Al-Ghazali's approach to causality was less extreme than this form of occasionalsim. Influenced by Avicenna's understanding of secondary causes, God uses certain creations as means of mediating secondary causes by creating a "series of efficient causes where any superior element causes the existence of an inferior one"(Griffel, 2013). Like Aquinas and Aristotle, Avicenna denied that there could be an infinite regression of causes, thus proving the existence of God as the Prime Mover. A series of causes and effects has three components:

1) First element - the only real cause in the chain.
2) Middle element - one or more intermediaries through which the ultimate or last effect of the chain is produced.
3) Last/Ultimate element

Though perhaps an occasionalist of a sort, Al-Ghazali does not deny the existence of secondary causes the way Al-Ash'ari before him had done. He merely denies that the connection between a secondary cause and its effect are necessary. We tend to habitually believe that the spatiotemporal contiguity of an apparent cause and an apparent effect means that the one is necessitated by the other, but this is not true. It is God's will which has caused them to co-incide with one another, rather than the effect necessarily following from the cause in and of itself. There are thus four conditions which our understanding of causality must fulfill, for Al-Ghazali:

1) Cause and effect may possess a connection, but not a necessary one.
2) This effect can come about by any other cause.
3) God causes two events side by side. This in particular is clearly compatible with Avicenna's understanding of causality, according to which spatiotemporal contiguity is the means by which a secondary cause leads to an effect.
4) God's creative powers follow an antecedent decision concerning what will happen.

Thus, Al-Ghazali is not quite a straightforward occasionalist, only suggesting at times in his 17th discussion in his Incoherence of the Philosophers that occasionalism may be a potential (though not a necessary) solution.

"It is important to understand that [he] does not deny the existence of a connection between a cause and its effect; rather he denies the necessary character of this connection. In the First Position of the 1th discussion [he] brings the argument that observation cannot prove causal connections. Observations can only conclude that the cause and its effect occur concomitantly"(Griffel, 2013).

Thus, while he accepts the possibility that in at least some cases an effect follows from a secondary cause, he disputes Avicenna's position that effects follow necessarily from secondary causes by virtue of what obtains necessarily in the relation between the cause and effect itself. He thus "attacks Avicenna's necessitarian ontology not his secondary causality. The dispute between [him] and Avicenna is not about causality as such, rather about the necessary nature of God's creation"(Griffel, 2013).

Indeed, if we are to understand the debate between Al-Ghazali and Avicenna, we must understand not merely differences in nomology, but in modality.
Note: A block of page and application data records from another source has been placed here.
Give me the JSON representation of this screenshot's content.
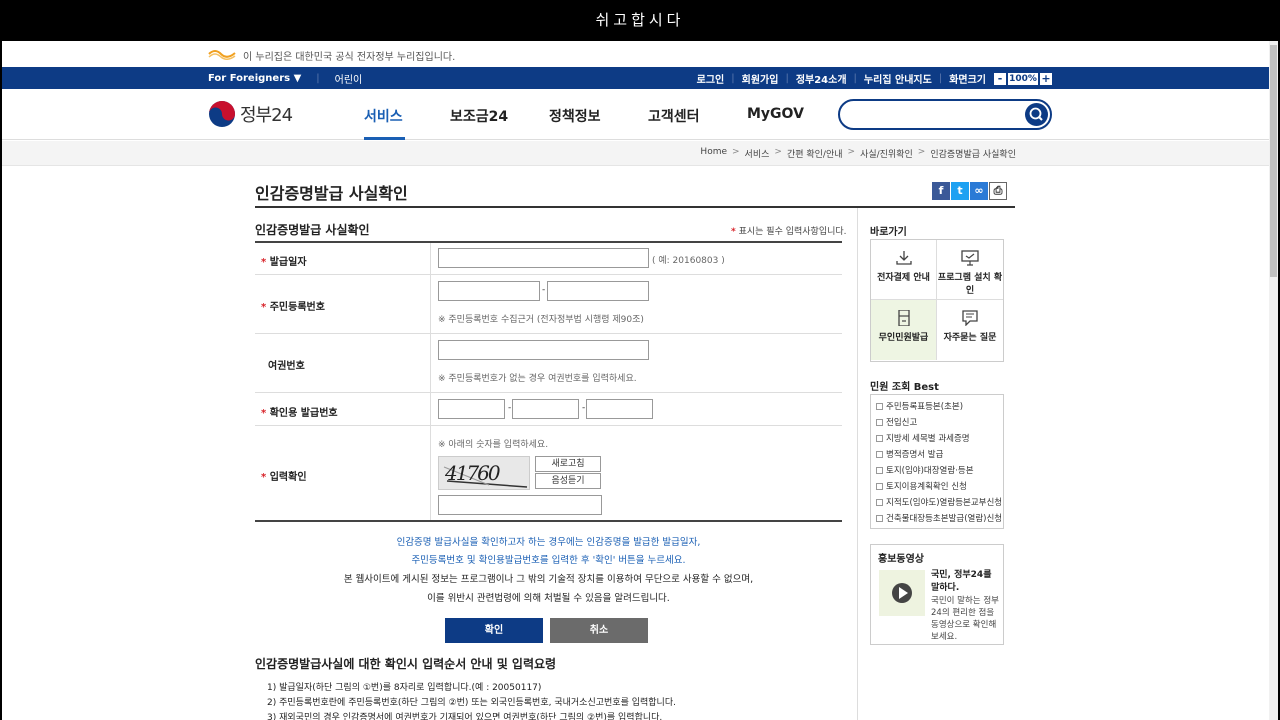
{
  "window": {
    "title": "쉬고합시다"
  },
  "notice": {
    "text": "이 누리집은 대한민국 공식 전자정부 누리집입니다."
  },
  "util": {
    "foreigners": "For Foreigners ▼",
    "kids": "어린이",
    "login": "로그인",
    "join": "회원가입",
    "about": "정부24소개",
    "sitemap": "누리집 안내지도",
    "screen": "화면크기",
    "zoom_minus": "-",
    "zoom_value": "100%",
    "zoom_plus": "+"
  },
  "brand": {
    "name": "정부24"
  },
  "nav": {
    "service": "서비스",
    "subsidy": "보조금24",
    "policy": "정책정보",
    "customer": "고객센터",
    "mygov": "MyGOV"
  },
  "search": {
    "value": ""
  },
  "breadcrumb": [
    "Home",
    "서비스",
    "간편 확인/안내",
    "사실/진위확인",
    "인감증명발급 사실확인"
  ],
  "page": {
    "title": "인감증명발급 사실확인"
  },
  "share": {
    "fb": "f",
    "tw": "t",
    "link": "∞",
    "print": "⎙"
  },
  "form": {
    "title": "인감증명발급 사실확인",
    "required_note": "표시는 필수 입력사항입니다.",
    "required_mark": "*",
    "issue_date_label": "발급일자",
    "issue_date_hint": "( 예: 20160803 )",
    "rrn_label": "주민등록번호",
    "rrn_dash": "-",
    "rrn_hint": "※ 주민등록번호 수집근거 (전자정부법 시행령 제90조)",
    "passport_label": "여권번호",
    "passport_hint": "※ 주민등록번호가 없는 경우 여권번호를 입력하세요.",
    "confirm_no_label": "확인용 발급번호",
    "confirm_dash": "-",
    "captcha_label": "입력확인",
    "captcha_hint": "※ 아래의 숫자를 입력하세요.",
    "captcha_text": "41760",
    "refresh": "새로고침",
    "audio": "음성듣기"
  },
  "info": {
    "line1": "인감증명 발급사실을 확인하고자 하는 경우에는 인감증명을 발급한 발급일자,",
    "line2": "주민등록번호 및 확인용발급번호를 입력한 후 '확인' 버튼을 누르세요.",
    "line3": "본 웹사이트에 게시된 정보는 프로그램이나 그 밖의 기술적 장치를 이용하여 무단으로 사용할 수 없으며,",
    "line4": "이를 위반시 관련법령에 의해 처벌될 수 있음을 알려드립니다."
  },
  "buttons": {
    "ok": "확인",
    "cancel": "취소"
  },
  "guide": {
    "title": "인감증명발급사실에 대한 확인시 입력순서 안내 및 입력요령",
    "step1": "1) 발급일자(하단 그림의 ①번)를 8자리로 입력합니다.(예 : 20050117)",
    "step2": "2) 주민등록번호란에 주민등록번호(하단 그림의 ②번) 또는 외국인등록번호, 국내거소신고번호를 입력합니다.",
    "step3": "3) 재외국민의 경우 인감증명서에 여권번호가 기재되어 있으면 여권번호(하단 그림의 ②번)를 입력합니다."
  },
  "sidebar": {
    "quick_title": "바로가기",
    "quick": [
      "전자결제 안내",
      "프로그램 설치 확인",
      "무인민원발급",
      "자주묻는 질문"
    ],
    "best_title": "민원 조회 Best",
    "best": [
      "주민등록표등본(초본)",
      "전입신고",
      "지방세 세목별 과세증명",
      "병적증명서 발급",
      "토지(임야)대장열람·등본",
      "토지이용계획확인 신청",
      "지적도(임야도)열람등본교부신청",
      "건축물대장등초본발급(열람)신청"
    ],
    "promo_title": "홍보동영상",
    "promo_heading": "국민, 정부24를 말하다.",
    "promo_desc": "국민이 말하는 정부24의 편리한 점을 동영상으로 확인해 보세요."
  },
  "colors": {
    "navy": "#0d3b85",
    "accent": "#1a5fb4",
    "required": "#d8232a",
    "cancel": "#6b6b6b",
    "quick_highlight": "#eef5e3"
  }
}
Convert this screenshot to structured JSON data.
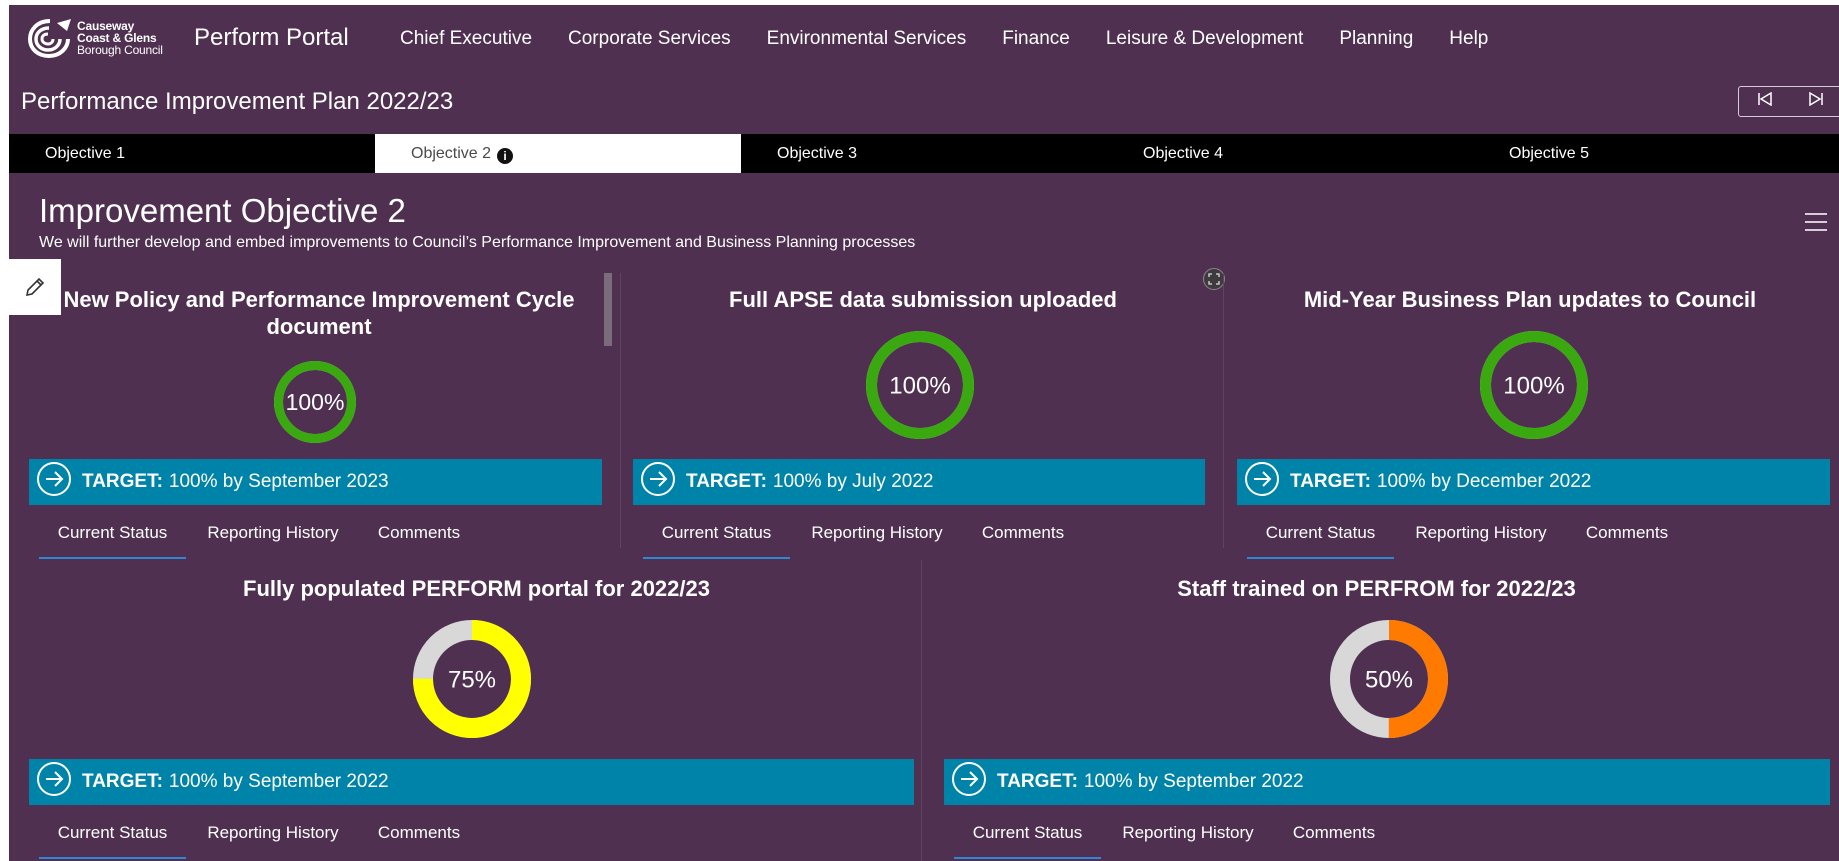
{
  "brand": {
    "logo_lines": [
      "Causeway",
      "Coast & Glens",
      "Borough Council"
    ],
    "portal_title": "Perform Portal"
  },
  "nav": [
    "Chief Executive",
    "Corporate Services",
    "Environmental Services",
    "Finance",
    "Leisure & Development",
    "Planning",
    "Help"
  ],
  "page_title": "Performance Improvement Plan 2022/23",
  "pager": {
    "prev": "⏮",
    "next": "⏭"
  },
  "tabs": [
    "Objective 1",
    "Objective 2",
    "Objective 3",
    "Objective 4",
    "Objective 5"
  ],
  "active_tab": "Objective 2",
  "objective": {
    "title": "Improvement Objective 2",
    "subtitle": "We will further develop and embed improvements to Council’s Performance Improvement and Business Planning processes"
  },
  "card_tabs": [
    "Current Status",
    "Reporting History",
    "Comments"
  ],
  "target_label": "TARGET:",
  "colors": {
    "background": "#4f3050",
    "target_bar": "#0083a8",
    "green": "#3aa90f",
    "yellow": "#ffff00",
    "orange": "#ff7a00",
    "track": "#d8d8d8"
  },
  "cards": [
    {
      "title": "New Policy and Performance Improvement Cycle document",
      "value": 100,
      "label": "100%",
      "color": "#3aa90f",
      "target": "100% by September 2023"
    },
    {
      "title": "Full APSE data submission uploaded",
      "value": 100,
      "label": "100%",
      "color": "#3aa90f",
      "target": "100% by July 2022"
    },
    {
      "title": "Mid-Year Business Plan updates to Council",
      "value": 100,
      "label": "100%",
      "color": "#3aa90f",
      "target": "100% by December 2022"
    },
    {
      "title": "Fully populated PERFORM portal for 2022/23",
      "value": 75,
      "label": "75%",
      "color": "#ffff00",
      "target": "100% by September 2022"
    },
    {
      "title": "Staff trained on PERFROM for 2022/23",
      "value": 50,
      "label": "50%",
      "color": "#ff7a00",
      "target": "100% by September 2022"
    }
  ]
}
"Kukkonen (2000) and Dutton (2001) have shown that the two start with quite different assumptions about necessity. Avicenna's view of the modalities follows the statistical model of Aristotle and connects the possibility of a thing to its temporal actuality (Bäck 1992). A temporally unqualified sentence like, “Fire causes cotton to combust,” contains implicitly or explicitly a reference to the time of utterance as part of its meaning. If this sentence is true whenever uttered, it is necessarily true. If its truth-value can change in the course of time, it is possible. If such a sentence is false whenever uttered, it is impossible (Hintikka 1973, 63–72, 84–6, 103–5, 149–53). In Aristotelian modal theories, modal terms were taken to refer to the one and only historical world of ours. For Avicenna, fire necessarily causes cotton to combust because the sentence “Fire causes cotton to combust,” was, is, and will always be true"(Griffel, 2013).

Griffel, Frank, "Al-Ghazali", The Stanford Encyclopedia of Philosophy (Summer 2013 Edition), Edward N. Zalta (ed.), URL = <>.